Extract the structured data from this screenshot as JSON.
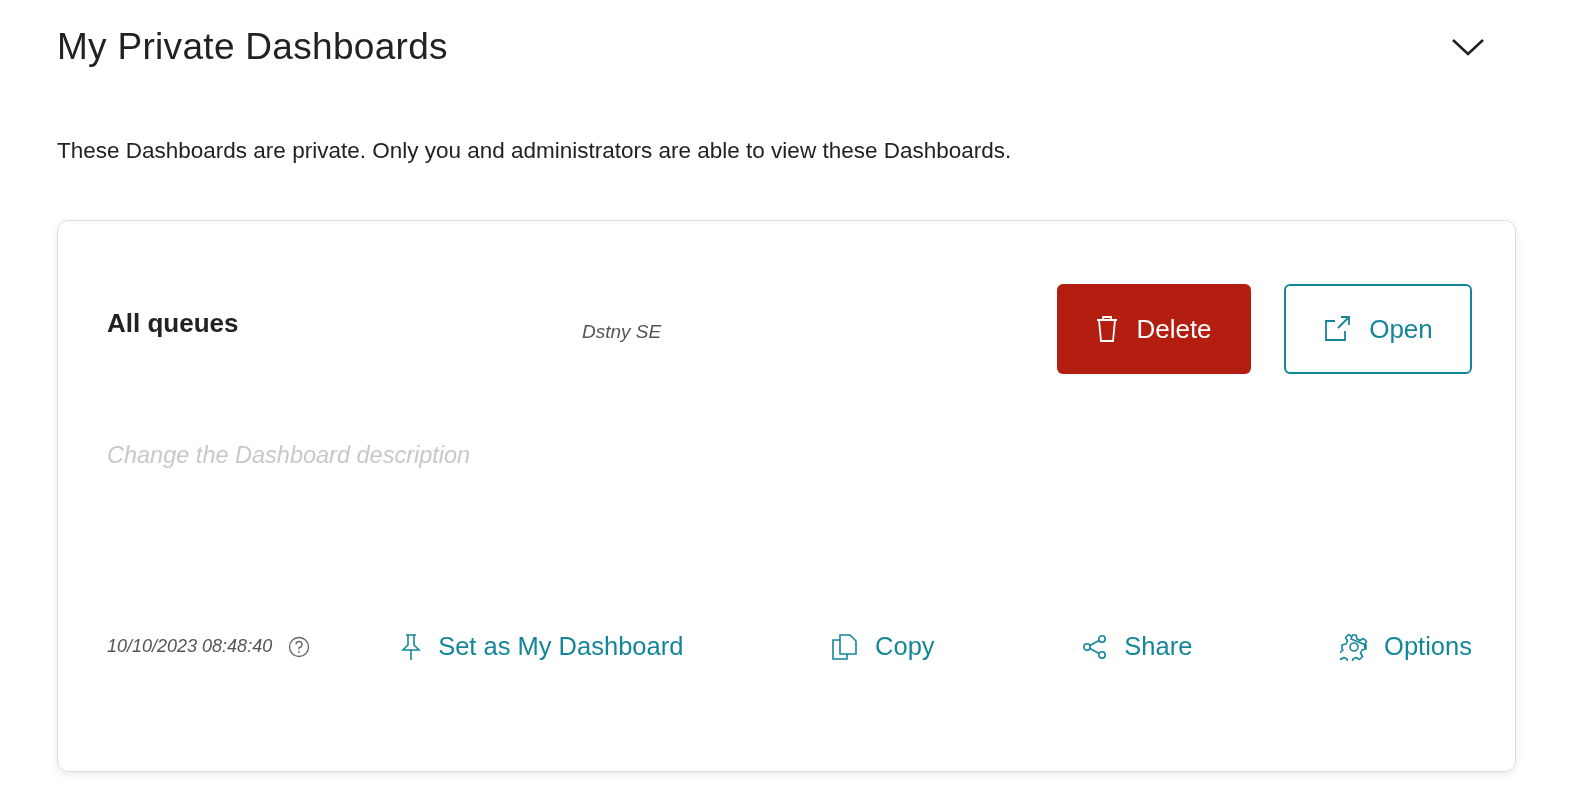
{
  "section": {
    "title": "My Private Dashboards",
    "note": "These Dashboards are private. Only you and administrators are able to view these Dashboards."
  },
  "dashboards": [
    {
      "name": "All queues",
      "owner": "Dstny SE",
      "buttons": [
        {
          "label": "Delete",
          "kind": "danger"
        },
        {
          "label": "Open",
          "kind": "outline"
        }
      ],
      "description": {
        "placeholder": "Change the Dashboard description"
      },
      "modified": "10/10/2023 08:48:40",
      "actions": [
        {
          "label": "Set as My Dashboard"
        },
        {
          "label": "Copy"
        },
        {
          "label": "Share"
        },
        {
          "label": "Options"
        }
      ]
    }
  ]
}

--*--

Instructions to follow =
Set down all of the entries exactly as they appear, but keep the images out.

Reply to the exercise =
Extract the structured data from this screenshot as JSON.
{
  "section": {
    "title": "My Private Dashboards",
    "note": "These Dashboards are private. Only you and administrators are able to view these Dashboards."
  },
  "dashboards": [
    {
      "name": "All queues",
      "owner": "Dstny SE",
      "buttons": [
        {
          "label": "Delete",
          "kind": "danger"
        },
        {
          "label": "Open",
          "kind": "outline"
        }
      ],
      "description": {
        "placeholder": "Change the Dashboard description"
      },
      "modified": "10/10/2023 08:48:40",
      "actions": [
        {
          "label": "Set as My Dashboard"
        },
        {
          "label": "Copy"
        },
        {
          "label": "Share"
        },
        {
          "label": "Options"
        }
      ]
    }
  ]
}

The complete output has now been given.